The release of the Senate Finance Committee Chairman’s proposal to renew the State Children’s Health Insurance Program sends a strong signal that Congress is ready to take action on children’s coverage in a bipartisan manner.
The agreement forged by Sens. Max Baucus (D-Mont.), Charles Grassley (R-Iowa), Jay Rockefeller (D-W. Va.), and Orrin Hatch (R-Utah) is a testament to the to the willingness of leading federal lawmakers to reach across party lines on behalf of children and to the strong public support among Americans for covering the nation’s children.
The Finance Committee chairman’s proposal includes some very positive provisions. It would offer coverage to an estimated 4.1 million additional children who otherwise would not have had coverage. Notably, the proposal makes a significant effort to cover the lowest-income uninsured children, many of whom are eligible for Medicaid. It would help states reach these children through targeted financial support and by removing red-tape barriers to coverage.

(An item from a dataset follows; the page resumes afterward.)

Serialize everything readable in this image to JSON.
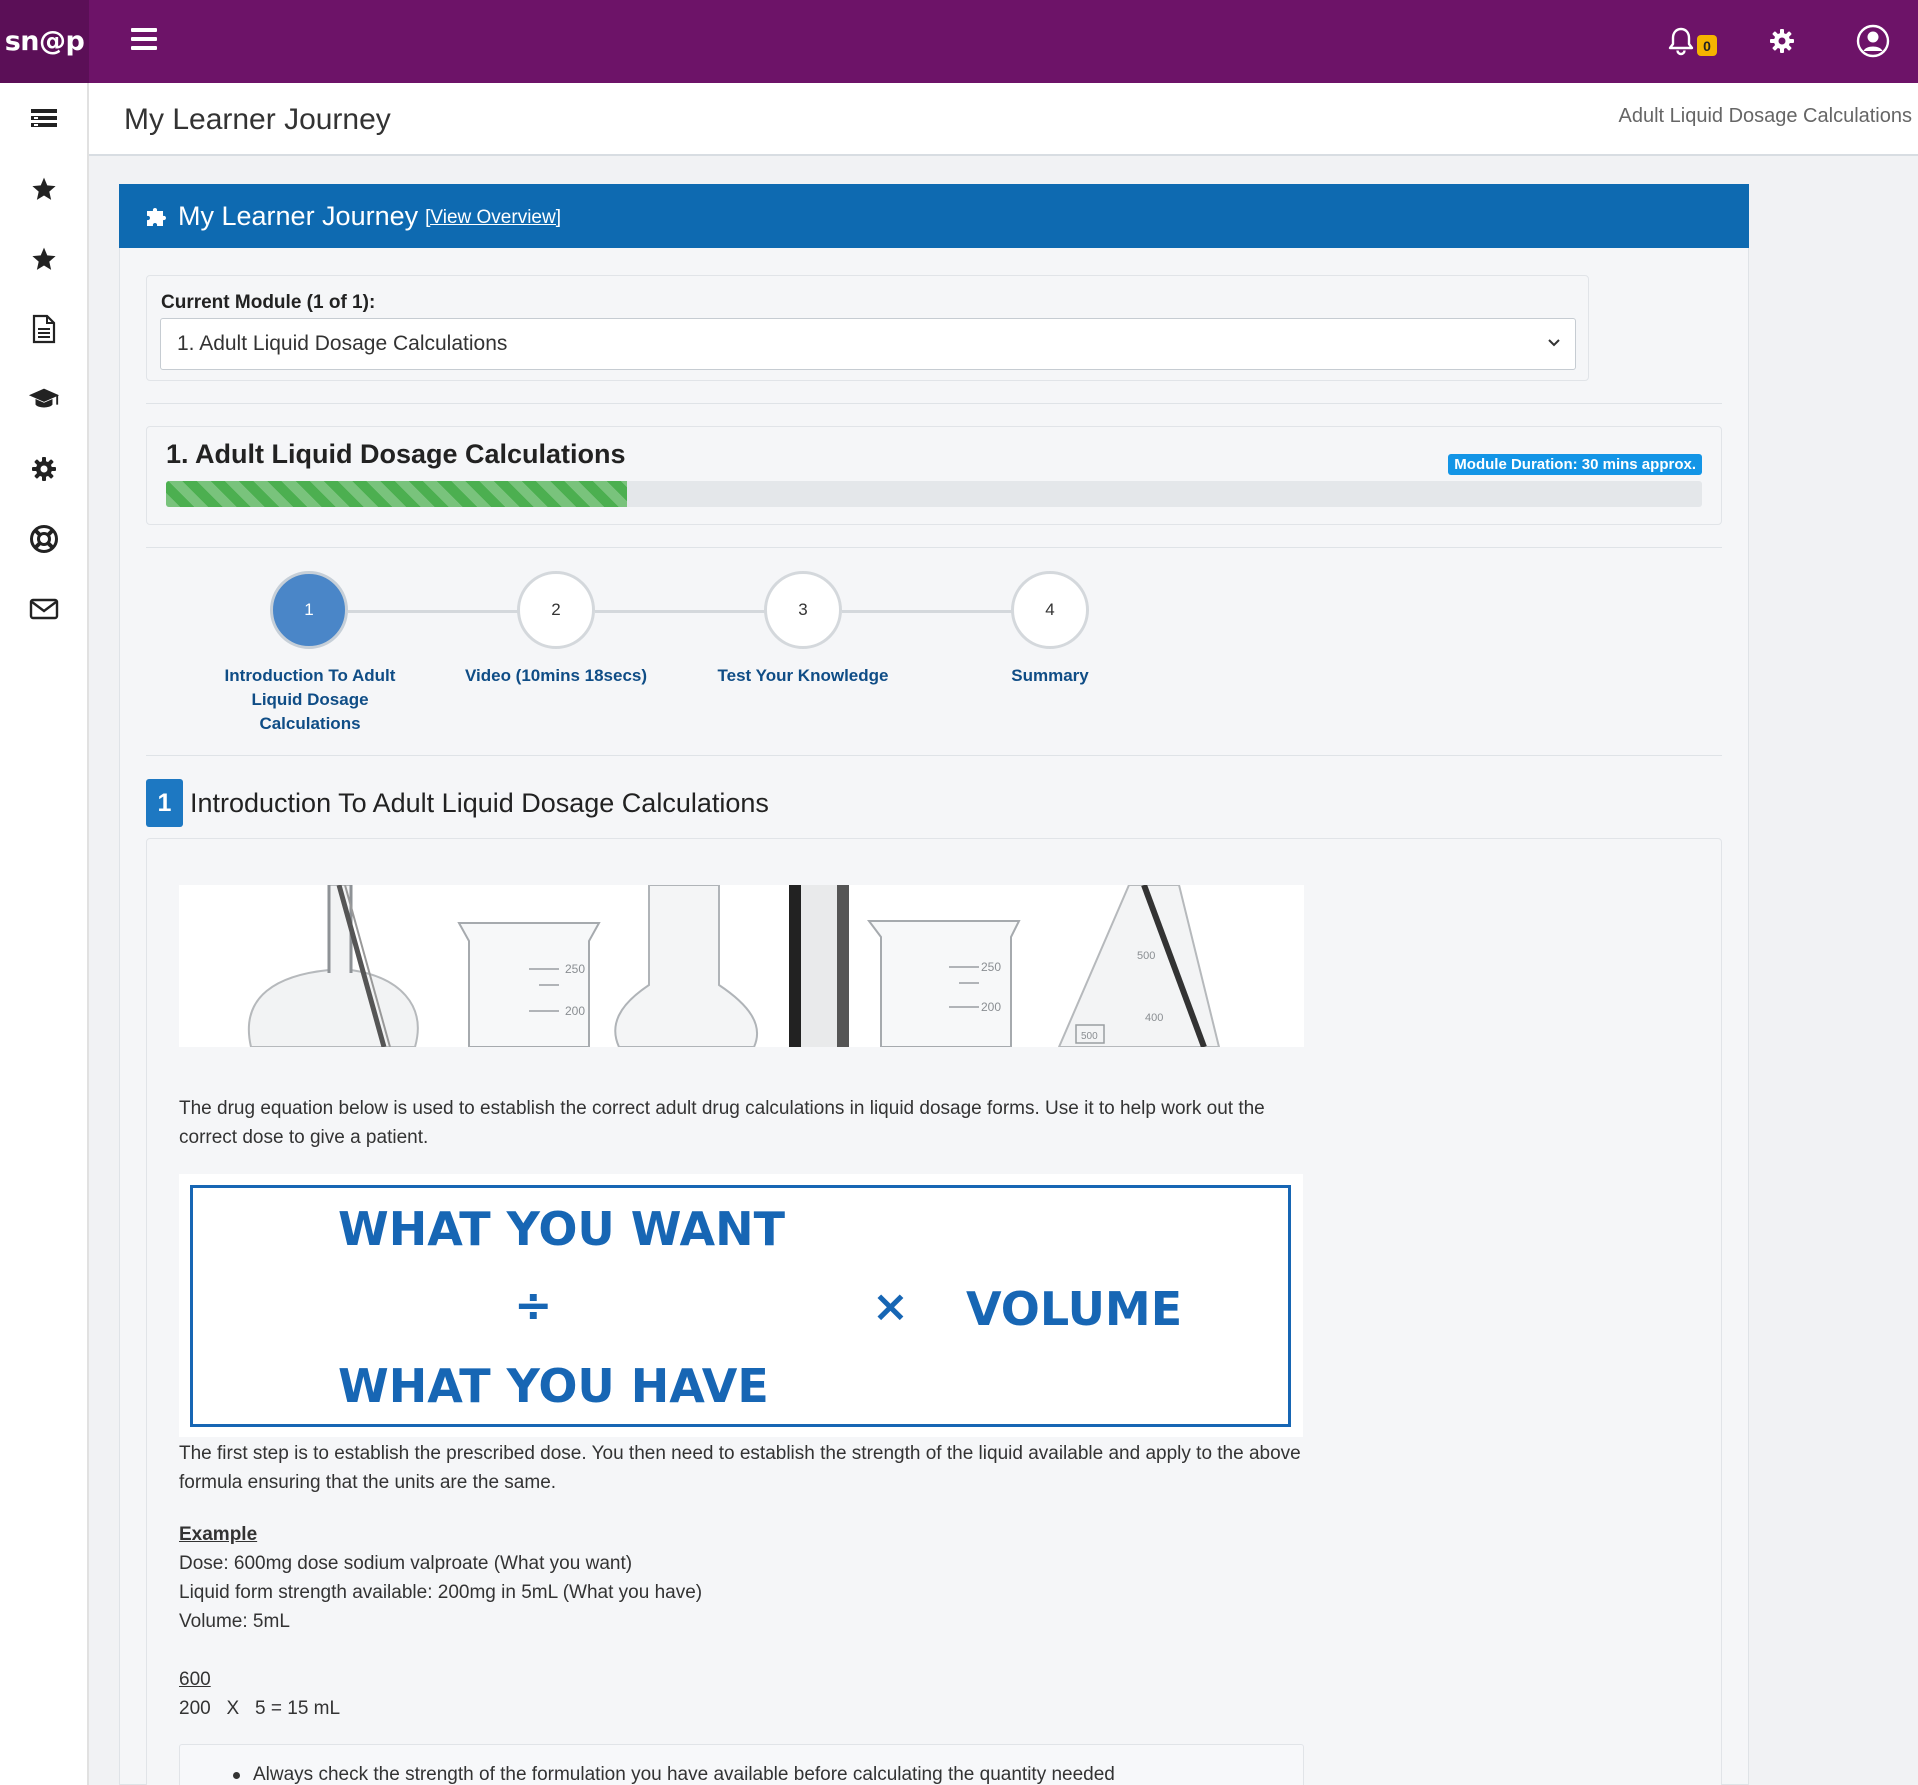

At the same time, the proposal could do more in some areas. By committing only $35 billion of the $50 billion provided in the congressional budget resolution for SCHIP reauthorization, the mark misses an opportunity to go even further in reaching more of the nine million children in America without health insurance. In addition, the proposal would limit states’ ability to provide much-needed coverage to the parents in low-income families and fails to give states the option to cover children and pregnant women who are legal immigrants.
The Baucus-Grassley-Rockefeller-Hatch proposal is a major step in a process that continues to unfold. Ultimately, success will be measured by how well congressional action moves the nation closer to the widely-shared goal of ensuring that every child in America has health insurance. A diverse array of states across the nation is moving forward, but cannot continue to do so without strong federal support. Congress should take every available opportunity to deliver that support.